About 54% of consumers who are interested in virtual reality think it’s not a fad, but less than one third (31%) of that group have actually tried VR, Interactive Broadband Consulting Group, found in a survey of more than 1,000 U.S. consumers who expressed an interest in the emerging format.
The study, which took aim at the VR opportunity beyond gaming and was released to coincide with this week's INTX show in Boston, discovered that 77% of those surveyed are willing to purchase VR equipment, with 18% saying they’d pay more than $250. Notably, that’s still less than the starting price of the Oculus Rift and HTC Vive, as well as the coming Sony PlayStation VR.
And VR skews toward men, with two times more men being interested in the platform than women, though interest balances out a bit among middle-aged respondents (age 35-54).

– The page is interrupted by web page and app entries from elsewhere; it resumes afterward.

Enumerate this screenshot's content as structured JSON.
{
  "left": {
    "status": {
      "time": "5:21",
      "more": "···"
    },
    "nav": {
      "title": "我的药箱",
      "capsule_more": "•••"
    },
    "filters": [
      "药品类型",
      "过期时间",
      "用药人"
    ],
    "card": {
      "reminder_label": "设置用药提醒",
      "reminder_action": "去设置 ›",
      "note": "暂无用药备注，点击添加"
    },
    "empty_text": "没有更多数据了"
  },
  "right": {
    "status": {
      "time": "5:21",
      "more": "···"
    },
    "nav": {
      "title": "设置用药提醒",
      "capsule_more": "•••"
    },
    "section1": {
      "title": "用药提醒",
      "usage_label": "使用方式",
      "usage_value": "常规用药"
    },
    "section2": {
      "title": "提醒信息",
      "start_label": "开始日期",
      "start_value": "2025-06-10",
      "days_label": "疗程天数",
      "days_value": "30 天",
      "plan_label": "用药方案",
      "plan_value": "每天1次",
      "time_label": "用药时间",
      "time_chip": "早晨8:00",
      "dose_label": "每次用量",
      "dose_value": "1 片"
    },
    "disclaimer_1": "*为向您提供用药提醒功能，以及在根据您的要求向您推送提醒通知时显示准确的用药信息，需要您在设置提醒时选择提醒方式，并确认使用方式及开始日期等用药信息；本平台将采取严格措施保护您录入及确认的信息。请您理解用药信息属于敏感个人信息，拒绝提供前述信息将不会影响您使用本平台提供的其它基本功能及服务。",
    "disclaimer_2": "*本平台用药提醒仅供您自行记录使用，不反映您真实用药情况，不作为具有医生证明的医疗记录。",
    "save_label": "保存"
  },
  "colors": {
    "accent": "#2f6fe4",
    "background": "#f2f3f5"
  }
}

The movies and TV category had the most interest (50%) among all age groups, with men more interested in that category, along with live events, gaming and user-generated content. About 35% of women are more interested in men in travel-themed VR experiences, the study found.

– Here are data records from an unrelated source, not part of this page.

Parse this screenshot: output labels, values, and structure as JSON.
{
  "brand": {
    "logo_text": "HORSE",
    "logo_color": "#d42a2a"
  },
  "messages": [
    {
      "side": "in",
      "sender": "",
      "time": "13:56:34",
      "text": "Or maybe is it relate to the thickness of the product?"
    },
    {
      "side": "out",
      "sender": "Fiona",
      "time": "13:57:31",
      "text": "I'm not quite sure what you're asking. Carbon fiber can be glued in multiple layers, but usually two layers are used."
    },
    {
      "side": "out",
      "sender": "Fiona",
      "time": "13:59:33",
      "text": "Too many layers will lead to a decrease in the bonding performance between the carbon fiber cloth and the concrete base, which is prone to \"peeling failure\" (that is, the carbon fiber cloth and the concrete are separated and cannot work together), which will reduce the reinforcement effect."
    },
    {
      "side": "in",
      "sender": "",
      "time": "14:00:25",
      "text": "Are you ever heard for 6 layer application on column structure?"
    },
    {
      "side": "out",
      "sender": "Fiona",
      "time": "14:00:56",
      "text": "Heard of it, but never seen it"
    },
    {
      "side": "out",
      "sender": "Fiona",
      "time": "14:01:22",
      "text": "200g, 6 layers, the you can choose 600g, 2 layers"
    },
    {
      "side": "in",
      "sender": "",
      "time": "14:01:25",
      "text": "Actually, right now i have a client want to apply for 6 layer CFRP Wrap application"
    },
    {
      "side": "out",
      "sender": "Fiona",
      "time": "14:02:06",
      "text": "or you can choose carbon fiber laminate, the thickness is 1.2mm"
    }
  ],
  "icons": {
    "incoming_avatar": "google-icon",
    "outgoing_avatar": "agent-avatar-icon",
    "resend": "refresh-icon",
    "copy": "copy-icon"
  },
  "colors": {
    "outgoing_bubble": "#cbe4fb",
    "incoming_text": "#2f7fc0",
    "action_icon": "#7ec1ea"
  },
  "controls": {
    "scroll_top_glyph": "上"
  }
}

With a nod to OTT video models we see today, 42% said they’d watch a VR ad in exchange for free content, and 34% said they wouldn’t watch ads.
“VR is on the radar of almost every mobile, cable and media client we work with and the most frequent question we get is whether this makes sense for their business right now,” said Jefferson Wang, senior partner at IBB Consulting, in a statement. “Initially, IBB predicts that the VR market winners will be companies that can break down the barriers to entry with an end-to-end play.
IBB said it surveyed 8,471 U.S. consumers during the week of April 25, 2016. Of this group, 1,025 consumers expressed an interest in virtual reality and completed the survey results detailed above.